Family members—not health professionals—are the primary providers of patient-focused care in the United States, according to Deborah Boyle, MSN, RN, AOCNS®, FAAN, from Advanced Oncology Nursing Resources in Phoenix, AZ. “There is an unrealistic expectation that families can enact their caregiving role with no training and ongoing support,” she said during her session presentation for the 46th Annual ONS Congress™ on April 20, 2021. Oncology nurses have a responsibility to identify at-risk families that may face multiple challenges in providing care so they can prepare those families with additional resources and support.
COVID-19 Affects Cancer Caregivers, but Here Are Ways to Support Them
Cancer caregivers are silent and sometimes forgotten victims of the COVID-19 coronavirus pandemic. Its impact on patients with cancer and healthcare providers is widely discussed, but it also affects caregiver responsibilities and burden.

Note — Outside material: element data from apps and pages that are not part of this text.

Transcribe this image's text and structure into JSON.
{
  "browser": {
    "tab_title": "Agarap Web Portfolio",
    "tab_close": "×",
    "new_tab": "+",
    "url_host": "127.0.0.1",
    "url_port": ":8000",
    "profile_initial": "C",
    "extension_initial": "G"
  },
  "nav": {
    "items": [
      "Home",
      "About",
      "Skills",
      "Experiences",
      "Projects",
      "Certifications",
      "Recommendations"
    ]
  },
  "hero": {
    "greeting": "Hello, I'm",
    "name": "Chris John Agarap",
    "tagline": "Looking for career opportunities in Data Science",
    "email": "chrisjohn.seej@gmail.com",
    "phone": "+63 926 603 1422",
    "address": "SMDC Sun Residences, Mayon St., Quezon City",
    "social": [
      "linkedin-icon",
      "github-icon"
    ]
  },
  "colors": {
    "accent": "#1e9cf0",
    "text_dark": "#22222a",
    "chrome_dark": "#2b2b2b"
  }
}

How Can Oncology Nurses Reduce Isolation for Caregivers?
Social connection with others is widely considered a fundamental human need, crucial to well-being and survival. A growing body of literature is evaluating cancer caregivers’ needs, yet strategies to address loneliness, which has broadly detrimental effects on caregivers, are still in their infancy. Therefore, my goal is to identify better support strategies for caregivers as they support their loved ones with cancer.
Psychological Distress Is Interdependent in Patients With Cancer and Their Caregivers
About 30% of all cancer survivors and their caregivers have reported psychological distress, which encompasses diagnoses of depression, anxiety, and overwhelming stress. For both survivors and caregivers, psychological distress can negatively impact different aspects of treatment, care, and well-being. In fact, patients with lower levels of psychological distress have been shown to recover quicker, exhibit fewer symptoms, and even have lower mortality rates after treatment.
Psychological Distress Affects Caregivers but Not Patient Symptoms in Head and Neck Cancer
Psychological stress in caregivers of patients with head and neck cancer (HNC) may impair the quality of patient care they provide and affect outcomes such as survival. However, patient symptom burden and caregiver tasks and their impact on psychological stress is not well understood.
Trump Signs RAISE Act, Pledging Support Services to Family Caregivers
Family members are often the first people to step into the caregiver role when a loved one gets sick. However, studies show that caregivers face unintended burdens and potential consequence as a result of the support and care they give to loved ones.